“We’ve added a new piece to the puzzle of how addictive drugs affect the brain,” Kauer said. “We’ve shown here that morphine makes lasting changes in the brain by blocking a mechanism that’s believed to be the key to memory making. So these findings reinforce the notion that addiction is a form of pathological learning.”

Kauer, a professor in the Department of Molecular Pharmacology, Physiology and Biotechnology at Brown, is interested in how the brain stores information. Long-term potentiation, or LTP, is critical to this process.

In LTP, connections between neurons – called synapses, the major site of information exchange in the brain – become stronger after repeated stimulation. This increased synaptic strength is believed to be the cellular basis for memory.

In her experiments, Kauer found that LTP is blocked in the brains of rats given as little as a single dose of morphine. The drug’s impact was powerful: LTP continued to be blocked 24 hours later – long after the drug was out of the animal’s system. “The persistence of the effect was stunning,” Kauer said. “This is your brain on drugs.”

Kauer recorded the phenomenon in the ventral tegmental area, or VTA, a small section of the midbrain that is involved in the reward system that reinforces survival-boosting behaviors such as eating and sex – a reward system linked to addiction. The affected synapses, Kauer found, were those between inhibitory neurons and dopamine neurons. In a healthy brain, inhibitory cells would limit the release of dopamine, the “pleasure chemical” that gets released by naturally rewarding experiences. Drugs of abuse, from alcohol to cocaine, also increase dopamine release.

So the net effect of morphine and other opioids, Kauer found, is that they boost the brain’s reward response. “It’s as if a brake were removed and dopamine cells start firing,” she explained. “That activity, combined with other brain changes caused by the drugs, could increase vulnerability to addiction. The brain may, in fact, be learning to crave drugs.”

Kauer and her team not only recorded cellular changes caused by morphine but also molecular ones. In fact, the researchers pinpointed the very molecule that morphine disables – guanylate cyclase.
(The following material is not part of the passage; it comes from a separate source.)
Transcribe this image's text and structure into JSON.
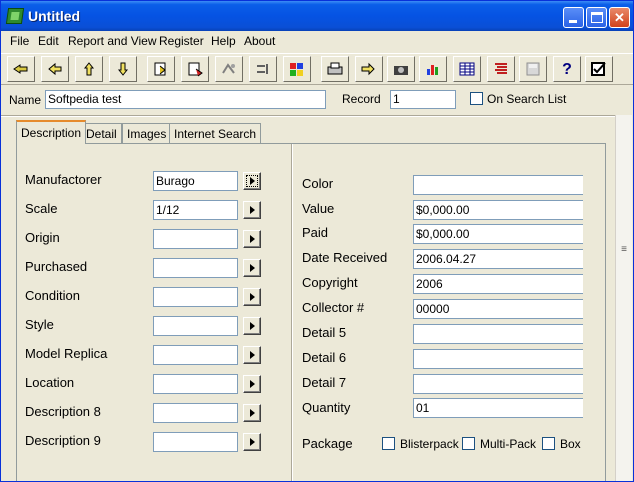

This enzyme, or inhibitory neurons themselves, would be effective targets for drugs that prevent or treat addiction.

Fereshteh Nugent, a Brown postdoctoral research associate, and Esther Penick, a former Brown postdoctoral research associate who now serves as assistant professor of biology at Knox College, rounded out the research team.

The National Institute of Drug Abuse funded the work.
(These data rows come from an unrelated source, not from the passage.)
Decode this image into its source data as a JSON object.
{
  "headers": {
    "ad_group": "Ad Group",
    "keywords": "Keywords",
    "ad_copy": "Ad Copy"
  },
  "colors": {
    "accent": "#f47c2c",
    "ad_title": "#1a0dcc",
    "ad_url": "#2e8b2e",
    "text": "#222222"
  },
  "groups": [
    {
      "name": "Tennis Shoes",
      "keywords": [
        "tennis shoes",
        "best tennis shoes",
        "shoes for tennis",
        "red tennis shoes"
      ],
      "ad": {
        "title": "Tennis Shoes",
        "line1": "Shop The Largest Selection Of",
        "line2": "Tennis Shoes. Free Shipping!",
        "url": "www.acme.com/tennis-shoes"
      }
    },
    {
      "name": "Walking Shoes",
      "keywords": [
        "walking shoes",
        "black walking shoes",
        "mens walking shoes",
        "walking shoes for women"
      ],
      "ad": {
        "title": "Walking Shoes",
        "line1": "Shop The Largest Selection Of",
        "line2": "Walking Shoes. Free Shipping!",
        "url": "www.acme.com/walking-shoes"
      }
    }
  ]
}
Chip says: being a Heroin addict is as easy as falling off a slippery log (and most difficult
to hop back on again)!
:)
Over 90% of all computer problems can be traced back to the interface between the keyboard and the chair !
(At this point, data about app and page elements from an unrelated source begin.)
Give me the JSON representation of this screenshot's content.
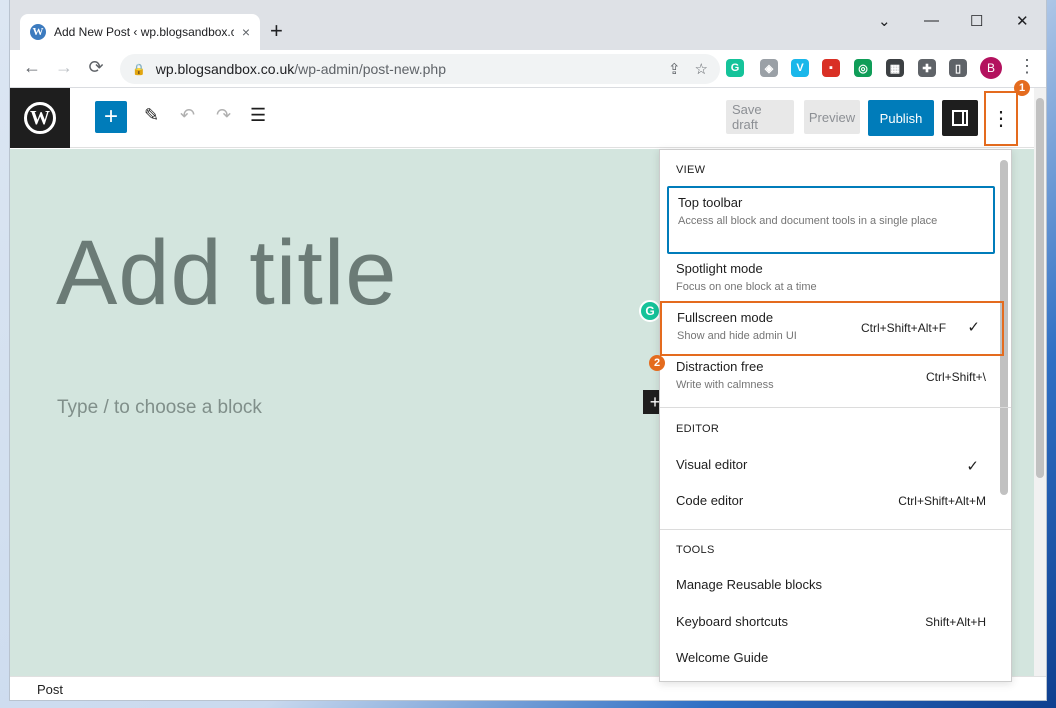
{
  "browser": {
    "tab_title": "Add New Post ‹ wp.blogsandbox.co.uk",
    "tab_favicon": "W",
    "tab_close": "×",
    "new_tab": "+",
    "url_host": "wp.blogsandbox.co.uk",
    "url_path": "/wp-admin/post-new.php",
    "profile_initial": "B",
    "icons": {
      "back": "←",
      "forward": "→",
      "reload": "⟳",
      "lock": "🔒",
      "share": "⇪",
      "star": "☆",
      "menu": "⋮",
      "minimize": "—",
      "maximize": "☐",
      "close": "✕",
      "chevron": "⌄"
    },
    "extensions": [
      {
        "name": "grammarly-extension-icon",
        "glyph": "G",
        "color": "#15c39a"
      },
      {
        "name": "shield-extension-icon",
        "glyph": "◈",
        "color": "#9aa0a6"
      },
      {
        "name": "vimeo-extension-icon",
        "glyph": "V",
        "color": "#1ab7ea"
      },
      {
        "name": "red-extension-icon",
        "glyph": "▪",
        "color": "#d93025"
      },
      {
        "name": "green-extension-icon",
        "glyph": "◎",
        "color": "#0f9d58"
      },
      {
        "name": "dark-extension-icon",
        "glyph": "▦",
        "color": "#3c4043"
      },
      {
        "name": "puzzle-extensions-icon",
        "glyph": "✚",
        "color": "#5f6368"
      },
      {
        "name": "sidepanel-icon",
        "glyph": "▯",
        "color": "#5f6368"
      }
    ]
  },
  "editor": {
    "logo_glyph": "W",
    "add_block": "+",
    "tool_edit": "✎",
    "tool_undo": "↶",
    "tool_redo": "↷",
    "tool_list": "☰",
    "save_draft": "Save draft",
    "preview": "Preview",
    "publish": "Publish",
    "options": "⋮",
    "callout_1": "1",
    "callout_2": "2",
    "title_placeholder": "Add title",
    "block_placeholder": "Type / to choose a block",
    "inserter": "+",
    "grammarly_badge": "G",
    "status": "Post"
  },
  "menu": {
    "view": {
      "title": "View",
      "items": [
        {
          "label": "Top toolbar",
          "desc": "Access all block and document tools in a single place",
          "shortcut": "",
          "checked": false
        },
        {
          "label": "Spotlight mode",
          "desc": "Focus on one block at a time",
          "shortcut": "",
          "checked": false
        },
        {
          "label": "Fullscreen mode",
          "desc": "Show and hide admin UI",
          "shortcut": "Ctrl+Shift+Alt+F",
          "checked": true
        },
        {
          "label": "Distraction free",
          "desc": "Write with calmness",
          "shortcut": "Ctrl+Shift+\\",
          "checked": false
        }
      ]
    },
    "editor": {
      "title": "Editor",
      "items": [
        {
          "label": "Visual editor",
          "shortcut": "",
          "checked": true
        },
        {
          "label": "Code editor",
          "shortcut": "Ctrl+Shift+Alt+M",
          "checked": false
        }
      ]
    },
    "tools": {
      "title": "Tools",
      "items": [
        {
          "label": "Manage Reusable blocks",
          "shortcut": ""
        },
        {
          "label": "Keyboard shortcuts",
          "shortcut": "Shift+Alt+H"
        },
        {
          "label": "Welcome Guide",
          "shortcut": ""
        }
      ]
    },
    "check_glyph": "✓"
  }
}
Tags:
 

Related Topics

  Subject / Started by Replies Last post
1 Replies
2141 Views
Last post September 09, 2015, 10:25:54 AM
by Diacetylmorphinefiend
6 Replies
3306 Views
Last post July 03, 2016, 10:10:42 PM
by Chip
4 Replies
2968 Views
Last post January 05, 2016, 03:16:29 AM
by DeadCat
0 Replies
1437 Views
Last post October 04, 2017, 11:56:50 PM
by Chip
0 Replies
727 Views
Last post May 18, 2018, 08:54:51 AM
by smfadmin
0 Replies
244 Views
Last post June 01, 2019, 02:54:22 PM
by Chip
1 Replies
309 Views
Last post June 03, 2019, 12:17:51 AM
by MoeMentim
0 Replies
182 Views
Last post June 14, 2019, 06:02:50 PM
by Chip
0 Replies
111 Views
Last post July 09, 2019, 04:59:12 AM
by Chip
0 Replies
350 Views
Last post July 12, 2019, 07:13:34 AM
by Chip





TERMS AND CONDITIONS

In no event will d&u or any person involved in creating, producing, or distributing site information be liable for any direct, indirect, incidental, punitive, special or consequential damages arising out of the use of or inability to use d&u. You agree to indemnify and hold harmless d&u, its domain founders, sponsors, maintainers, server administrators, volunteers and contributors from and against all liability, claims, damages, costs and expenses, including legal fees, that arise directly or indirectly from the use of any part of the d&u site.


TO USE THIS WEBSITE YOU MUST AGREE TO THE TERMS AND CONDITIONS ABOVE



Founded December 2014